Comparison to Japanese warships
The differences between the Panokseon and Japanese ships were significant. Japanese equivalents were the large Atakebune class and the medium Sekibune class ships. In contrast to the Panokseon, the hulls of the Japanese vessels had sharp, V-shaped bows. A sharp underside was favorable for swift or long-distance travel in the open seas because of lower water resistance (thus these ships had faster cruising speeds). Since this variety of hull had a deep draft (penetrates deeper into the water), however, the ship’s turning radius was considerably large and changing direction was therefore a lengthy process. In addition, ships with larger drafts have a more difficult time of navigating narrow and shallower waters. Japanese ships were thus vastly less maneuverable than the panokseon in Korea's narrow channel waters.
The medium sized Sekibune ships, smaller craft and most Japanese transport ships had a single mast and could only sail in favorable winds. The Atakebune was an exception in that it had two masts, but the main parts of its vessels were square-rigged and their sails were again limited to use in favorable winds.
It is worthwhile also to compare the hulls of the two nations’ respective warships, and their relative strength. The panokseon used thick, high density boards, giving an overall sturdiness to the ship’s structure. Japanese warships were structurally weaker, due to the thin, lower density timber used to build them, particularly cedar and fir. These were light weight woods and because they didn't have as many knots as pine, could be cut thinner. The Sekibune in particular, being the standard warship of the Japanese fleet, was built to be as light as possible, increasing its speed at the expense of structural integrity. This is consistent with traditional Japanese naval tactics of the time, which emphasized boarding enemy ships and engaging their crews in hand to hand combat.

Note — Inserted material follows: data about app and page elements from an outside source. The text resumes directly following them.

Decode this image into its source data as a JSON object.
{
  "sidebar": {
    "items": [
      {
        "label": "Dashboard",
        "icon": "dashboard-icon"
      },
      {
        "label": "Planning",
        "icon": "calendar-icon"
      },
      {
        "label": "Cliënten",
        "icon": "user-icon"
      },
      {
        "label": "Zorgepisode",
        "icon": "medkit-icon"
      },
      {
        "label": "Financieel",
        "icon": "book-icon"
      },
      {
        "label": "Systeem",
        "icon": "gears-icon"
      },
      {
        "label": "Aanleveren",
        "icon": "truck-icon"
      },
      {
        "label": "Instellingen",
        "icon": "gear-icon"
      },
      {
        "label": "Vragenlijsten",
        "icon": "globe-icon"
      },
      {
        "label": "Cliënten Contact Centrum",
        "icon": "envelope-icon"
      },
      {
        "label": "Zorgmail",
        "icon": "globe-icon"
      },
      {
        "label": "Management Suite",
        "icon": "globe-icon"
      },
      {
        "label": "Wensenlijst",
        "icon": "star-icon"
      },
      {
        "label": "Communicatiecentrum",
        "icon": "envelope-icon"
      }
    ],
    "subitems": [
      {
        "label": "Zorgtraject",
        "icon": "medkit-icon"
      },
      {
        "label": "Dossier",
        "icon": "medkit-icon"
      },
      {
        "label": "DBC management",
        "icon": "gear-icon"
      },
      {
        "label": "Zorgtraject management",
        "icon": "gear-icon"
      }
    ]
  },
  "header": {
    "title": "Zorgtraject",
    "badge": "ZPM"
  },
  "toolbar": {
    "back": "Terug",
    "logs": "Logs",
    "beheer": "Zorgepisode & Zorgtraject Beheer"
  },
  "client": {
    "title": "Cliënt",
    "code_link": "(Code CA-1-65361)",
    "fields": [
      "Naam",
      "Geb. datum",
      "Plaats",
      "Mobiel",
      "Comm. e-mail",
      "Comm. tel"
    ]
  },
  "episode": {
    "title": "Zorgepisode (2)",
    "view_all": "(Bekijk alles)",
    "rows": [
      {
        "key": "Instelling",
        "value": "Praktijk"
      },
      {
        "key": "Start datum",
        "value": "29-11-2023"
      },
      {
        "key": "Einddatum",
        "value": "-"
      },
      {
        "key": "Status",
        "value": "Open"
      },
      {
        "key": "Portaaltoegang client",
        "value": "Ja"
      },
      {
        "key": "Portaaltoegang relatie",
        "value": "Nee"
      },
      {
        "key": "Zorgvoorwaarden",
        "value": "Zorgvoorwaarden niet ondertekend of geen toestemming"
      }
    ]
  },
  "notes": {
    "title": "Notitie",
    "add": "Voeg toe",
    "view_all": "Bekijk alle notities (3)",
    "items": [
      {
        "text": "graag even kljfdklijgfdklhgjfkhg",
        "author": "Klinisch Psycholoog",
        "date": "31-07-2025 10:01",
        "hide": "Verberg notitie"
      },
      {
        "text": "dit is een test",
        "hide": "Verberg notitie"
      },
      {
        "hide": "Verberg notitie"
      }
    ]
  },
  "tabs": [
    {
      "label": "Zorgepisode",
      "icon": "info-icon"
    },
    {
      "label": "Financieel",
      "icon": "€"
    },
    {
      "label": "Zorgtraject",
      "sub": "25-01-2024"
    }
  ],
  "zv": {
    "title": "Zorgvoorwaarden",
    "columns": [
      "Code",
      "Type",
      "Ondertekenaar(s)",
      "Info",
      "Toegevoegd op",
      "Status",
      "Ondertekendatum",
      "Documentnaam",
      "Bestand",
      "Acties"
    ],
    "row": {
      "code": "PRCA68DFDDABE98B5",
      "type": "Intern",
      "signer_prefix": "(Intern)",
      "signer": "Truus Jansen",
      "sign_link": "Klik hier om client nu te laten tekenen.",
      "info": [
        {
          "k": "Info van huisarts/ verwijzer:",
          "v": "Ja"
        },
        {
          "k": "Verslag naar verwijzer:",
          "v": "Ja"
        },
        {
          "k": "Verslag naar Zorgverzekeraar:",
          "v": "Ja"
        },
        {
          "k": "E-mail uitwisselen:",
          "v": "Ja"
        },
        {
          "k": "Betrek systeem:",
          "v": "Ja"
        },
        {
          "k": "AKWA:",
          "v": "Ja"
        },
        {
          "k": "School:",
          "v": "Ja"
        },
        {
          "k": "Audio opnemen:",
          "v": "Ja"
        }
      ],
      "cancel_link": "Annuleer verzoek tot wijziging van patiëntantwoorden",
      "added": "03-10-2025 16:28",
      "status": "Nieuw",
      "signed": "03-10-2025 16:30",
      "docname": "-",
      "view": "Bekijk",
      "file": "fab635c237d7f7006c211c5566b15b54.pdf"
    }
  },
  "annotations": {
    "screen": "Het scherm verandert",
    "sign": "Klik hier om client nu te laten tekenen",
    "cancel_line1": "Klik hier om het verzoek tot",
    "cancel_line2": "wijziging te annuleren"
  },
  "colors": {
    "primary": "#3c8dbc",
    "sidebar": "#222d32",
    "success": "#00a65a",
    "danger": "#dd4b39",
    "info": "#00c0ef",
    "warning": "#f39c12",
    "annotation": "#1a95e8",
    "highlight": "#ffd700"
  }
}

Another major difference was the use of iron nails versus the use of wood pegs to hold the ship together. Korean ships were held together by interlocking teeth in the wood and wood pegs. The Japanese warships, on the other hand, relied on iron nails which, as time passed and corrosion and rust set in, eventually weakened the hull.
This difference in structural integrity also determined the number of cannons that could be carried on board. Because the Japanese ships lacked the strength to withstand the recoil of cannon, even the largest ship class, Atakebune, could carry only three or four at the most. A Sekibune could only carry one. A panokseon could carry at least 26 cannons, but usually carried more (maybe up to 50). Since the hulls of Korean warships were strong enough, moreover, they were able to carry a large number of long-range cannons. These could be installed with ease on the large upper-deck of panokseon ships, and their angle configured at will to increase the range. Since the Japanese warships only allowed for a very limited number of cannons, their sailors mainly used muskets, which had a range of 100–200 m (330–660 ft) and Japanese naval commanders were sure that a volley of musket bullets would clear the enemy ships and allow for the grapple and board method.
The traditional and main naval strategy employed by the Japanese was that of "grapple-and-board", whereby sailors would attempt to board an enemy ship and fall to sword fighting on the decks. This method was mainly used because Japanese soldiers excelled at melee combat and because their ships were very fast. The Japanese Navy's concept of sea battle was therefore one of a fight between crews rather than the vessels themselves. This was the most common naval strategy in the world during this time, and was also used by the Spanish and the home fleets of the Mediterranean and Indian Ocean of the day. The Korean Navy, however, utilizing superior warships and firepower, engaged in a more modern, distanced kind of naval warfare. During Hideyoshi's invasions of Korea, a vast number of Japan's transports and warships were destroyed by Admiral Yi Sun-shin's leadership and strategies, superior firepower, and knowledge of strategic points on what amounts to a home field advantage.